Communicating with Light: People
Lesson 13 of 18
Objective: SWBAT explain devices that people use light to communicate.
The culminating task for this unit is engineering a device that will allow communication over a distance. The essential question guiding the light portion of this unit is, "How can we communicate with light?" Today we will build students' background knowledge of communication devices using light.
The essential question incorporates two NGSS standards as we investigate the properties of light and also move towards the culminating engineering design product.
- 1-PS4-3. Plan and conduct an investigation to determine the effect of placing objects made with different materials in the path of a beam of light.
- 1-PS4-4. Use tools and materials to design and build a device that uses light or sound to solve the problem of communicating over a distance.
This unit is broken down into two main parts: sound and light. Throughout this unit, I use a KLEWS anchor chart to record our new learning. This is a science-specific type of KWL chart designed with primary students in mind! Check out this video I like to call KLEWS chart 101:

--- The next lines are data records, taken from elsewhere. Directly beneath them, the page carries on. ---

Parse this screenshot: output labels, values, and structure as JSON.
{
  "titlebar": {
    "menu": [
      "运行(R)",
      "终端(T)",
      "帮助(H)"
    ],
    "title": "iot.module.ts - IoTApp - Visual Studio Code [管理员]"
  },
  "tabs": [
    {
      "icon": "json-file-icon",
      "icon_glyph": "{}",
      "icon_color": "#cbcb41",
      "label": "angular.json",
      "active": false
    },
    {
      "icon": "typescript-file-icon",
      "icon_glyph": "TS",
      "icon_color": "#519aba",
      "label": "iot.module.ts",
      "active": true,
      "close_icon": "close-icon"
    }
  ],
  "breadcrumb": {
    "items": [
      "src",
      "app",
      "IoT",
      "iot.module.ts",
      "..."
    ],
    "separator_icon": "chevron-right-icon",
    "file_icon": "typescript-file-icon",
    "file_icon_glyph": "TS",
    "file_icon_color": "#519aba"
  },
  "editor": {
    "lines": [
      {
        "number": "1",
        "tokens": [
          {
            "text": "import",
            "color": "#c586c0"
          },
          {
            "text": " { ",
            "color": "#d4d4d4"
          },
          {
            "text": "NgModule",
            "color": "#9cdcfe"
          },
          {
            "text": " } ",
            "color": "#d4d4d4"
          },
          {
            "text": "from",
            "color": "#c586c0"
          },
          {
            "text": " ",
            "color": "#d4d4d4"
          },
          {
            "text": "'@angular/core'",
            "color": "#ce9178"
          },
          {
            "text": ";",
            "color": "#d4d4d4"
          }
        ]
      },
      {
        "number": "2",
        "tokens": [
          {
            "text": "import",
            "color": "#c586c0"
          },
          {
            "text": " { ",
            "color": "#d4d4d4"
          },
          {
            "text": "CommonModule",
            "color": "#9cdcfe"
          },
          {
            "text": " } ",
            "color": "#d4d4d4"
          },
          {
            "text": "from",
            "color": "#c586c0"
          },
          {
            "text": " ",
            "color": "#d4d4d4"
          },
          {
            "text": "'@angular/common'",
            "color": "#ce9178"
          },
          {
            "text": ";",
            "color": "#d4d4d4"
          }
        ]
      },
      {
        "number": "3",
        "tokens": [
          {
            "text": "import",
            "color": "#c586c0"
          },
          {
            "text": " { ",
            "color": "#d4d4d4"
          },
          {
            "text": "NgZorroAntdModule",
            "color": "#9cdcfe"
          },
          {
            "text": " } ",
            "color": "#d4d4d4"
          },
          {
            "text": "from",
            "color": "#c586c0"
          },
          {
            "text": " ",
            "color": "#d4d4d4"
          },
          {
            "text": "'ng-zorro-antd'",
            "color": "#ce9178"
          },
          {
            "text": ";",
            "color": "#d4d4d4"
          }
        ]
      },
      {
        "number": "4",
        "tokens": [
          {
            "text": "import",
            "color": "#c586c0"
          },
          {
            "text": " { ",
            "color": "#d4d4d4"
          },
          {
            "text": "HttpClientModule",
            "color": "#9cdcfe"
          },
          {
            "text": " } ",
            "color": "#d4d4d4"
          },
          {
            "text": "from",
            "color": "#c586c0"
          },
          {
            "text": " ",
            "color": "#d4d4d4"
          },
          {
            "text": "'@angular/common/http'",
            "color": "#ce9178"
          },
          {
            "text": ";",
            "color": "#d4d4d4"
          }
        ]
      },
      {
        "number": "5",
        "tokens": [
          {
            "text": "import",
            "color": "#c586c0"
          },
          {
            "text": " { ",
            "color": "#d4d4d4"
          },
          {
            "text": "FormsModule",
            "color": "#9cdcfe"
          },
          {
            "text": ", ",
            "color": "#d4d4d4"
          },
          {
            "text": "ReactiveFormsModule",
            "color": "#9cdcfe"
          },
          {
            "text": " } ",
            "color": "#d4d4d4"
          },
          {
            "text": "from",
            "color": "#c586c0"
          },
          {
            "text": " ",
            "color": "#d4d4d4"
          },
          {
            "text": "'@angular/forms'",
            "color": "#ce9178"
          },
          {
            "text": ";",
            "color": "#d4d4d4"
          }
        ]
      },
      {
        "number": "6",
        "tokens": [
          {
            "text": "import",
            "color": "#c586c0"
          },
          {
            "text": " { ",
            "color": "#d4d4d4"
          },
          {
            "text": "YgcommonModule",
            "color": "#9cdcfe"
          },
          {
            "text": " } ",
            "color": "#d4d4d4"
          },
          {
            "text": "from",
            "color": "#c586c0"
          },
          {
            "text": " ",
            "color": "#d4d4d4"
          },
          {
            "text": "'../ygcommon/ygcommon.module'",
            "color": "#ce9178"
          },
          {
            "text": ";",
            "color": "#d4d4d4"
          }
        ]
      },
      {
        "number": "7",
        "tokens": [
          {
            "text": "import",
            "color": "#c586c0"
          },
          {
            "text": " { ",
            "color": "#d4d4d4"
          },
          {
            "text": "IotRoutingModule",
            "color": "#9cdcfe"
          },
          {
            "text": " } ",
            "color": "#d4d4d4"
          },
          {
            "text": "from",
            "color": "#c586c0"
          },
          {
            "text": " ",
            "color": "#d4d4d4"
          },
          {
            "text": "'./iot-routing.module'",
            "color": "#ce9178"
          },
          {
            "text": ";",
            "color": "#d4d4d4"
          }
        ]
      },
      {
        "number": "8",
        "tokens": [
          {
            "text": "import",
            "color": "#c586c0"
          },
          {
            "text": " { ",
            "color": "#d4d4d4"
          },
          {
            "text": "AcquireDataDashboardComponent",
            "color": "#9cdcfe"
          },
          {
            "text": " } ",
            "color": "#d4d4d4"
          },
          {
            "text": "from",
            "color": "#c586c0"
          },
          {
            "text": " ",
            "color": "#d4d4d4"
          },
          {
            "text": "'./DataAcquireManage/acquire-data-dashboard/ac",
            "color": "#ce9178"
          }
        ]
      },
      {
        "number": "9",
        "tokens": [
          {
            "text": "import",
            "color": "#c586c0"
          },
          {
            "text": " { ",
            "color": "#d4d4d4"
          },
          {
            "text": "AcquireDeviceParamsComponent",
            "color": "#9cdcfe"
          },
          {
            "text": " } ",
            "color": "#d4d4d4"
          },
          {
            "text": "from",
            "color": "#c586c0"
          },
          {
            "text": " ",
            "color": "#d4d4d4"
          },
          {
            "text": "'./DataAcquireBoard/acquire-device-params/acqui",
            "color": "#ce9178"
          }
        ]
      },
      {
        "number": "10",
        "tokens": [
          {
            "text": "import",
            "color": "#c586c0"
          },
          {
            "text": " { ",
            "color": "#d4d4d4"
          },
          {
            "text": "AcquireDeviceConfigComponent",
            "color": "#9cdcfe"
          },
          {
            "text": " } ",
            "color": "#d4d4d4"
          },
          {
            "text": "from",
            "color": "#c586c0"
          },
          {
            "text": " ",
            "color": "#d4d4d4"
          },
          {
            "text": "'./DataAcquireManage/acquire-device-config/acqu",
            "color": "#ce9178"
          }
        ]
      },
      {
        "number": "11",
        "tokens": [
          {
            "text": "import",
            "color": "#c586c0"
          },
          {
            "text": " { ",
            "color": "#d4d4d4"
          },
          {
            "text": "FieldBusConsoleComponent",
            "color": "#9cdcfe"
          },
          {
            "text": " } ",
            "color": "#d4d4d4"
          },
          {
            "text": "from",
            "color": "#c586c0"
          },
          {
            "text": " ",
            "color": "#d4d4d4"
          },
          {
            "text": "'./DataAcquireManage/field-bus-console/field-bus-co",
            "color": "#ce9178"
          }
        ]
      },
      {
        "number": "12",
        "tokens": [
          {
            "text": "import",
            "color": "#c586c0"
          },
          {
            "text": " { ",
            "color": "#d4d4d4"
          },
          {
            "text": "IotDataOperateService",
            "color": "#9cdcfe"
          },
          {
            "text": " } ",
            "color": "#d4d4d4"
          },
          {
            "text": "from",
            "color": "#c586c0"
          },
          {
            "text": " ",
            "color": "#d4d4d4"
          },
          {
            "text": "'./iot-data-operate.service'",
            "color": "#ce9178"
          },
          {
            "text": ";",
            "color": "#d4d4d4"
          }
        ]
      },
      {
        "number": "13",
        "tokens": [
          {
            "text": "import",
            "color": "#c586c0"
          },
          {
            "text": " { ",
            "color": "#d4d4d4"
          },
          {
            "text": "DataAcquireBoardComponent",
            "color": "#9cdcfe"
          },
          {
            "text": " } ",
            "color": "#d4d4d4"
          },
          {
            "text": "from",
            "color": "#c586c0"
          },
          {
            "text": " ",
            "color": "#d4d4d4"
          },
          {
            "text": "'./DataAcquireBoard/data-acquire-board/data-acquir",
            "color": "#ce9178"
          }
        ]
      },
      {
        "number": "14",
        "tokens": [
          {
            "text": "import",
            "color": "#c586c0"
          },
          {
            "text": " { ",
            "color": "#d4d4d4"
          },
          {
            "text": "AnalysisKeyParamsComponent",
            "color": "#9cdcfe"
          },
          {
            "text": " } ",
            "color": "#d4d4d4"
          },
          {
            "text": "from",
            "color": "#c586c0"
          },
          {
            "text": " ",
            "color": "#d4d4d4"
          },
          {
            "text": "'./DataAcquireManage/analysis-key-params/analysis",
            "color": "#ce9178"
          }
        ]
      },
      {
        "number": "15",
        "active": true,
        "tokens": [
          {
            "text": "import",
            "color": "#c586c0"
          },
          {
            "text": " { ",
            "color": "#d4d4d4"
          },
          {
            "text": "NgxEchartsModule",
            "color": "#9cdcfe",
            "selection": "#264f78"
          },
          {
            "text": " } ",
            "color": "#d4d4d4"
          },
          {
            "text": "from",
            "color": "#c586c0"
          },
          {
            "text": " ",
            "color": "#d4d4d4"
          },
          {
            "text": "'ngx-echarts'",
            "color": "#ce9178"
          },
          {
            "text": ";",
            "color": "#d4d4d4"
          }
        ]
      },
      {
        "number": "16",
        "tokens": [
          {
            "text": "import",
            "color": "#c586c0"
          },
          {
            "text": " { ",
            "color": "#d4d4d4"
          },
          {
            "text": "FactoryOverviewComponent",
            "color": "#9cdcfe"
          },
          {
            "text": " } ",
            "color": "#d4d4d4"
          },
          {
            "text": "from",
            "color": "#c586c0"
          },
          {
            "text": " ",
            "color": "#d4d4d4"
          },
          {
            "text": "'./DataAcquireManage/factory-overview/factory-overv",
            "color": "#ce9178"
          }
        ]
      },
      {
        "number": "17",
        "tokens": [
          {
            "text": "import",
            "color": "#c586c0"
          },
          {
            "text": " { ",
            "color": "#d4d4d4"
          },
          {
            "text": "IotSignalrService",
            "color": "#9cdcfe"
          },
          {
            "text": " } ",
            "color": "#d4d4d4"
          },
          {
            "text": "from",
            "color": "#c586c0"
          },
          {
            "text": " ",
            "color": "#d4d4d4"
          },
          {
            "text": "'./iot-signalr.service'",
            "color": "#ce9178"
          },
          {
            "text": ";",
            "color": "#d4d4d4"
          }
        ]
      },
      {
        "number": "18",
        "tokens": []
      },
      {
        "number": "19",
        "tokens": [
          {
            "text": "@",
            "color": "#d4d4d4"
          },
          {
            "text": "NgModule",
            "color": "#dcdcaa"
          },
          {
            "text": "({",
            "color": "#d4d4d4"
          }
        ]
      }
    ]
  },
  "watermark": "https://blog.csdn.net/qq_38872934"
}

First, students reread the essential question with me, "How can we communicate with light?" Today is all about building background knowledge, so first I hold a class discussion to see what ideas students bring. I ask questions like:
- Who communicates with light?
- What kind of lights can we use to communicate? (traffic signals, blinkers, flashing neon lights...)
- Do we ever communicate with light in school? (some teachers flash or turn off lights to signal quiet)
I record the question under the "K" (what we know) portion of the KLEWS chart, and underneath, I write student responses. This year, my students came with little to no understanding of ways to communicate with light. Once I suggested a traffic light, they were able to state what message the colors communicate (red means stop). Their lack of ideas really helped affirm for me how crucial this lesson is because it builds background.
For the opening, I set the purpose for learning by reading the objective.
Friends, today we will be investigating different ways of communicating with light. At the end of the lesson, you will draw a diagram showing one of the devices we study today. Be thinking about which one you would like to record.
Exploration ~ the wave crest
During this lesson, students will investigate 3 ways to communicate with light: lighthouses, Morse code, and spotlights. If your students are quite familiar with one of these examples, I'd put that one first to build confidence.
As we explore the devices, I often take notes on a web. The center of the web reads, "How can we communicate with light?" Depending on your class's abilities, students can take notes in journals as you take notes together. This year, my students asked if they could take notes. I played a transition song while students got their journals. My students each have a marbled composition notebook as a dedicated science journal. Rather than recording on a web, I paused the videos to monitor comprehension but did not record as shared writing on the easel.
Most of my students took notes independently. Here is some sample student work with notes from each video, student work #2, and student notes with questions. By allowing students the ability to take notes independently, their responses are personal to what they individually were most interested in. Without modeling note-taking in language arts over the last few months, though, this would have been successful only as a shared writing experience.
Most children have heard of lighthouses in my area, although few have been to see one. I send home a list of local lighthouses via email to my classroom parents, because they can make a quick day or weekend trip to see one! I ask, "Who do lighthouses communicate with? Why do they use light?" Next, I show a short video clip or slightly longer video clip about lighthouses.
I introduce this method of communication before showing the video clip.
Friends, in the military, ships often had to communicate with each other. But, captains couldn't yell from ship to ship. Instead, they developed a code called Morse code with short and long blips. Check out this clip that the Navy might use to help train their cadets today!
I introduce this method as well.
Spotlights are ways to communicate that something special is happening. They get your attention with light! Celebrities might have spotlights on them at the red carpet, or at the opening of a new store. Check out how people in Philadelphia are using a special of spotlights to communicate!
At the end of our investigation, I want students to evaluate the different types of communication using lights. We sit on the perimeter of the rug so that students are facing each other, which helps get conversation going! I facilitate a discussion with questions like these:
- Which of these communication devices is most helpful?
- Which one is most important?
- Which one would you most like to try?
If students provide short answers, I follow-up with questions like these:
- Why do you think that?
- Who agrees or disagrees with this idea?
- Who has different thinking to share?
Finally, students will draw and record at least one type of light communication in their journals. My classroom atmosphere is pretty student-centered, so my students are comfortable laying on the rug near the web if they need help spelling. You can also provide a list for students to glue into their journals, which will aid them with any writing tasks. I have a list here for you, and the extra bullets are for your class to write other ideas you generated!
Note: This year, because my children chose to take notes during the videos, I actually gave them the list ahead of time to glue in. This then became a spelling aid.